This post will attempt to work out, via some very rough back-of-the-envelope calculations, how rich an individual would be if everyone in the world had the same income. Incidentally, this is not meant to be a response to any particular argument; to my knowledge, nobody is currently advocating that the world's income be redistributed equally among its citizens.
According to the CIA World Factbook, the GWP in 2013 was $87.18 trillion. Since the global population in 2013 was 7.1 billion, the GWP per capita was approximately $12,300. In comparison, the current GDP per capita of the UK is about $37,300. Therefore, if the world continued to produce $87.18 trillion in output under a regime of global income redistribution, the average person in the UK would be about 67% poorer. However, because the UK's income distribution is skewed, the typical (i.e., median) person would only be about 37% poorer. Note that $12,300 is a pre-tax figure. Funding a government that spent 40% of GDP would leave an individual with about $7,400 in disposable income.
It is highly improbable that the world would continue to produce $87.18 trillion in output under a regime of global income redistribution. This is because, among other reasons, innovation and labour supply would be greatly reduced. Thus, the figure of $12,300 is almost certainly an overestimate. The table below provides four metrics for how rich an individual would be under alternative estimates of global income per person. Moving down the table, each successive estimate is approximately $1,230 smaller. The estimate in the second row reflects an assumption that output would be 10% smaller; the estimate in the bottom row an assumption that output would be 90% smaller. (One caveat is that the total population might also be smaller if many of the world's poorest people had slightly more income.)
The second column of the table gives the year at which the UK had the same income, based on data from the Maddison project. (Estimates were converted to 1990 dollars prior to comparison with the Maddison numbers). The third column gives the percentile of the current UK income distribution that each estimate corresponds to. The fourth column gives the percentile of the current world income distribution that each estimate corresponds to, based on the Global Rich List calculator. And the final column gives a country that currently has the same income.

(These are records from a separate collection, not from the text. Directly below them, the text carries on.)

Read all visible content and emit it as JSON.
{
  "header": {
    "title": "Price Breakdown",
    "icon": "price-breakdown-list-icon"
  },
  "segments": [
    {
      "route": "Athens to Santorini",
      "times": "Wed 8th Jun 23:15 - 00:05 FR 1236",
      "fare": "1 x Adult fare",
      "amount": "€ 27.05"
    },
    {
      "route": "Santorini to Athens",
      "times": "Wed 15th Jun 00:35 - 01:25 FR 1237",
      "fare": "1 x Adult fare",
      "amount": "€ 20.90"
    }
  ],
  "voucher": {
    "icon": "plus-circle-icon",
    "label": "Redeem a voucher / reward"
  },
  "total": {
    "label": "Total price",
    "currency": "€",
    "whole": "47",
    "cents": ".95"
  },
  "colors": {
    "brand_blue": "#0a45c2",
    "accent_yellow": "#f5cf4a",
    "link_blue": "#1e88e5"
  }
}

If global income redistribution yielded an income per person of $12,300, an individual would enjoy the average living standard of: the UK in 1954, someone at the 23rd percentile of the UK income distribution, someone at the 87th percentile of the world income distribution, or Brazil. Comparatively, if global income redistribution yielded an income per person of only $1,200, an individual would enjoy the average living standard of: the UK in 1300, someone at less than the 1st percentile of the UK income distribution, someone at the 48th percentile of the world income distribution, or Eritrea.